[Stored data]

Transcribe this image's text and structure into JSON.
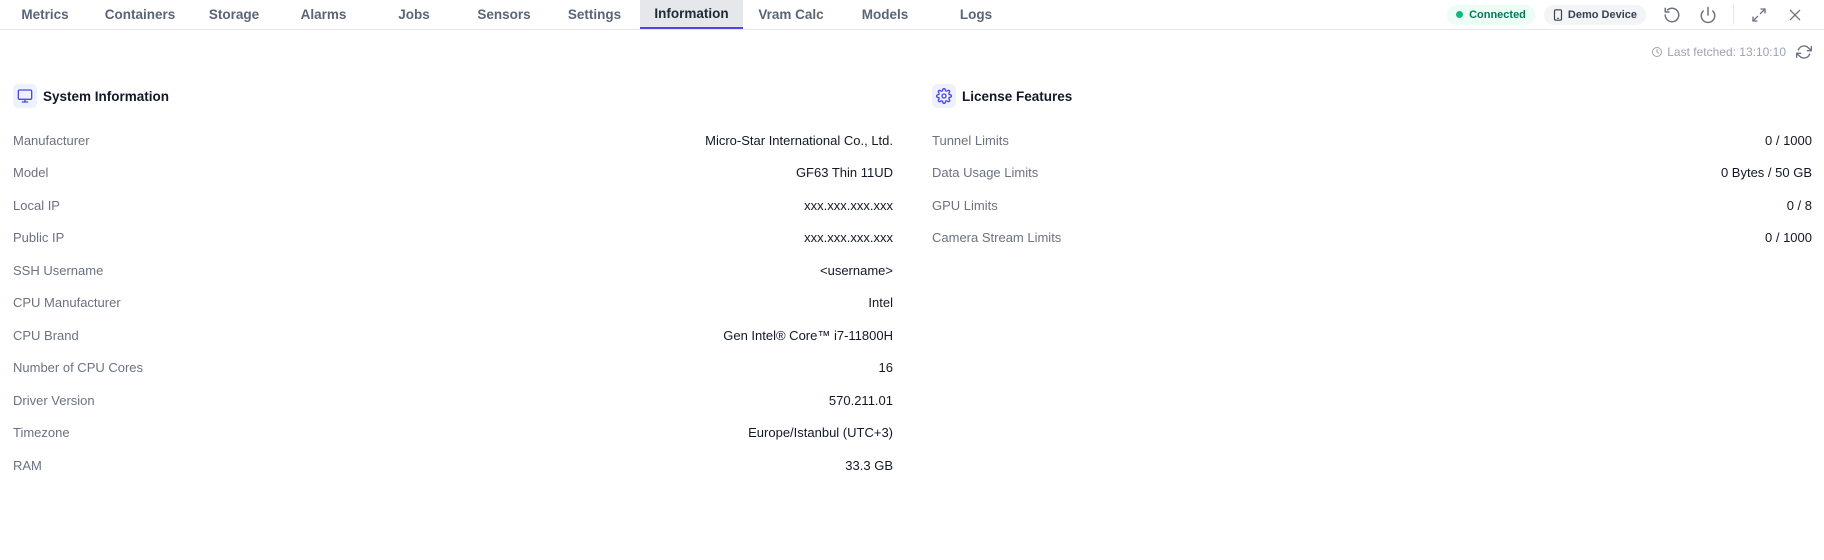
{
  "tabs": [
    {
      "label": "Metrics",
      "name": "tab-metrics"
    },
    {
      "label": "Containers",
      "name": "tab-containers"
    },
    {
      "label": "Storage",
      "name": "tab-storage"
    },
    {
      "label": "Alarms",
      "name": "tab-alarms"
    },
    {
      "label": "Jobs",
      "name": "tab-jobs"
    },
    {
      "label": "Sensors",
      "name": "tab-sensors"
    },
    {
      "label": "Settings",
      "name": "tab-settings"
    },
    {
      "label": "Information",
      "name": "tab-information"
    },
    {
      "label": "Vram Calc",
      "name": "tab-vram-calc"
    },
    {
      "label": "Models",
      "name": "tab-models"
    },
    {
      "label": "Logs",
      "name": "tab-logs"
    }
  ],
  "active_tab": "Information",
  "header": {
    "status": "Connected",
    "device": "Demo Device"
  },
  "last_fetched": "Last fetched: 13:10:10",
  "system_info": {
    "title": "System Information",
    "rows": [
      {
        "label": "Manufacturer",
        "value": "Micro-Star International Co., Ltd."
      },
      {
        "label": "Model",
        "value": "GF63 Thin 11UD"
      },
      {
        "label": "Local IP",
        "value": "xxx.xxx.xxx.xxx"
      },
      {
        "label": "Public IP",
        "value": "xxx.xxx.xxx.xxx"
      },
      {
        "label": "SSH Username",
        "value": "<username>"
      },
      {
        "label": "CPU Manufacturer",
        "value": "Intel"
      },
      {
        "label": "CPU Brand",
        "value": "Gen Intel® Core™ i7-11800H"
      },
      {
        "label": "Number of CPU Cores",
        "value": "16"
      },
      {
        "label": "Driver Version",
        "value": "570.211.01"
      },
      {
        "label": "Timezone",
        "value": "Europe/Istanbul (UTC+3)"
      },
      {
        "label": "RAM",
        "value": "33.3 GB"
      }
    ]
  },
  "license": {
    "title": "License Features",
    "rows": [
      {
        "label": "Tunnel Limits",
        "value": "0 / 1000"
      },
      {
        "label": "Data Usage Limits",
        "value": "0 Bytes / 50 GB"
      },
      {
        "label": "GPU Limits",
        "value": "0 / 8"
      },
      {
        "label": "Camera Stream Limits",
        "value": "0 / 1000"
      }
    ]
  },
  "colors": {
    "accent": "#4f46e5",
    "status_green": "#10b981",
    "label_gray": "#6b7280"
  },
  "icons": [
    "monitor-icon",
    "gear-icon",
    "clock-icon",
    "refresh-icon",
    "device-icon",
    "restart-icon",
    "power-icon",
    "expand-icon",
    "close-icon"
  ]
}
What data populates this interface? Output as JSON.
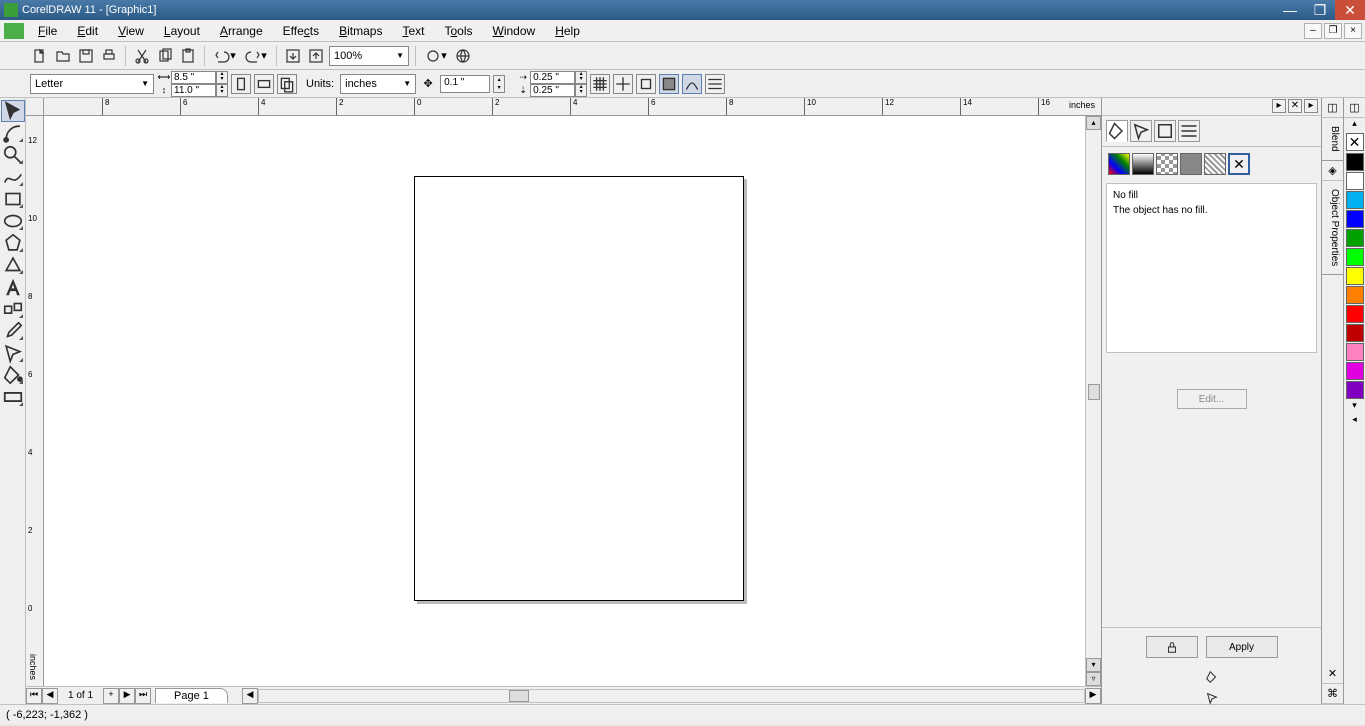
{
  "window": {
    "title": "CorelDRAW 11 - [Graphic1]"
  },
  "menu": {
    "file": "File",
    "edit": "Edit",
    "view": "View",
    "layout": "Layout",
    "arrange": "Arrange",
    "effects": "Effects",
    "bitmaps": "Bitmaps",
    "text": "Text",
    "tools": "Tools",
    "window": "Window",
    "help": "Help"
  },
  "toolbar": {
    "zoom": "100%"
  },
  "property": {
    "paper": "Letter",
    "width": "8.5 \"",
    "height": "11.0 \"",
    "units_label": "Units:",
    "units": "inches",
    "nudge": "0.1 \"",
    "dup_x": "0.25 \"",
    "dup_y": "0.25 \""
  },
  "ruler": {
    "unit": "inches",
    "h_ticks": [
      "0",
      "2",
      "4",
      "6",
      "8",
      "10",
      "12",
      "14",
      "16"
    ],
    "h_ticks_neg": [
      "-8",
      "-6",
      "-4",
      "-2"
    ],
    "v_ticks": [
      "12",
      "10",
      "8",
      "6",
      "4",
      "2",
      "0"
    ]
  },
  "pagenav": {
    "count": "1 of 1",
    "tab": "Page 1"
  },
  "docker": {
    "fill_title": "No fill",
    "fill_msg": "The object has no fill.",
    "edit": "Edit...",
    "apply": "Apply",
    "tab_blend": "Blend",
    "tab_props": "Object Properties"
  },
  "palette_colors": [
    "#000000",
    "#ffffff",
    "#00b0f0",
    "#0000ff",
    "#00a000",
    "#00ff00",
    "#ffff00",
    "#ff8000",
    "#ff0000",
    "#c00000",
    "#ff80c0",
    "#e000e0",
    "#8000c0"
  ],
  "status": {
    "coords": "( -6,223; -1,362 )"
  }
}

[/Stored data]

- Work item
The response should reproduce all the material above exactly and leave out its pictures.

- Answer for this exercise
Transcribe this image's text and structure into JSON.
{
  "tabs": [
    {
      "label": "Metrics",
      "name": "tab-metrics"
    },
    {
      "label": "Containers",
      "name": "tab-containers"
    },
    {
      "label": "Storage",
      "name": "tab-storage"
    },
    {
      "label": "Alarms",
      "name": "tab-alarms"
    },
    {
      "label": "Jobs",
      "name": "tab-jobs"
    },
    {
      "label": "Sensors",
      "name": "tab-sensors"
    },
    {
      "label": "Settings",
      "name": "tab-settings"
    },
    {
      "label": "Information",
      "name": "tab-information"
    },
    {
      "label": "Vram Calc",
      "name": "tab-vram-calc"
    },
    {
      "label": "Models",
      "name": "tab-models"
    },
    {
      "label": "Logs",
      "name": "tab-logs"
    }
  ],
  "active_tab": "Information",
  "header": {
    "status": "Connected",
    "device": "Demo Device"
  },
  "last_fetched": "Last fetched: 13:10:10",
  "system_info": {
    "title": "System Information",
    "rows": [
      {
        "label": "Manufacturer",
        "value": "Micro-Star International Co., Ltd."
      },
      {
        "label": "Model",
        "value": "GF63 Thin 11UD"
      },
      {
        "label": "Local IP",
        "value": "xxx.xxx.xxx.xxx"
      },
      {
        "label": "Public IP",
        "value": "xxx.xxx.xxx.xxx"
      },
      {
        "label": "SSH Username",
        "value": "<username>"
      },
      {
        "label": "CPU Manufacturer",
        "value": "Intel"
      },
      {
        "label": "CPU Brand",
        "value": "Gen Intel® Core™ i7-11800H"
      },
      {
        "label": "Number of CPU Cores",
        "value": "16"
      },
      {
        "label": "Driver Version",
        "value": "570.211.01"
      },
      {
        "label": "Timezone",
        "value": "Europe/Istanbul (UTC+3)"
      },
      {
        "label": "RAM",
        "value": "33.3 GB"
      }
    ]
  },
  "license": {
    "title": "License Features",
    "rows": [
      {
        "label": "Tunnel Limits",
        "value": "0 / 1000"
      },
      {
        "label": "Data Usage Limits",
        "value": "0 Bytes / 50 GB"
      },
      {
        "label": "GPU Limits",
        "value": "0 / 8"
      },
      {
        "label": "Camera Stream Limits",
        "value": "0 / 1000"
      }
    ]
  },
  "colors": {
    "accent": "#4f46e5",
    "status_green": "#10b981",
    "label_gray": "#6b7280"
  },
  "icons": [
    "monitor-icon",
    "gear-icon",
    "clock-icon",
    "refresh-icon",
    "device-icon",
    "restart-icon",
    "power-icon",
    "expand-icon",
    "close-icon"
  ]
}
What data populates this interface? Output as JSON.
{
  "window": {
    "title": "CorelDRAW 11 - [Graphic1]"
  },
  "menu": {
    "file": "File",
    "edit": "Edit",
    "view": "View",
    "layout": "Layout",
    "arrange": "Arrange",
    "effects": "Effects",
    "bitmaps": "Bitmaps",
    "text": "Text",
    "tools": "Tools",
    "window": "Window",
    "help": "Help"
  },
  "toolbar": {
    "zoom": "100%"
  },
  "property": {
    "paper": "Letter",
    "width": "8.5 \"",
    "height": "11.0 \"",
    "units_label": "Units:",
    "units": "inches",
    "nudge": "0.1 \"",
    "dup_x": "0.25 \"",
    "dup_y": "0.25 \""
  },
  "ruler": {
    "unit": "inches",
    "h_ticks": [
      "0",
      "2",
      "4",
      "6",
      "8",
      "10",
      "12",
      "14",
      "16"
    ],
    "h_ticks_neg": [
      "-8",
      "-6",
      "-4",
      "-2"
    ],
    "v_ticks": [
      "12",
      "10",
      "8",
      "6",
      "4",
      "2",
      "0"
    ]
  },
  "pagenav": {
    "count": "1 of 1",
    "tab": "Page 1"
  },
  "docker": {
    "fill_title": "No fill",
    "fill_msg": "The object has no fill.",
    "edit": "Edit...",
    "apply": "Apply",
    "tab_blend": "Blend",
    "tab_props": "Object Properties"
  },
  "palette_colors": [
    "#000000",
    "#ffffff",
    "#00b0f0",
    "#0000ff",
    "#00a000",
    "#00ff00",
    "#ffff00",
    "#ff8000",
    "#ff0000",
    "#c00000",
    "#ff80c0",
    "#e000e0",
    "#8000c0"
  ],
  "status": {
    "coords": "( -6,223; -1,362 )"
  }
}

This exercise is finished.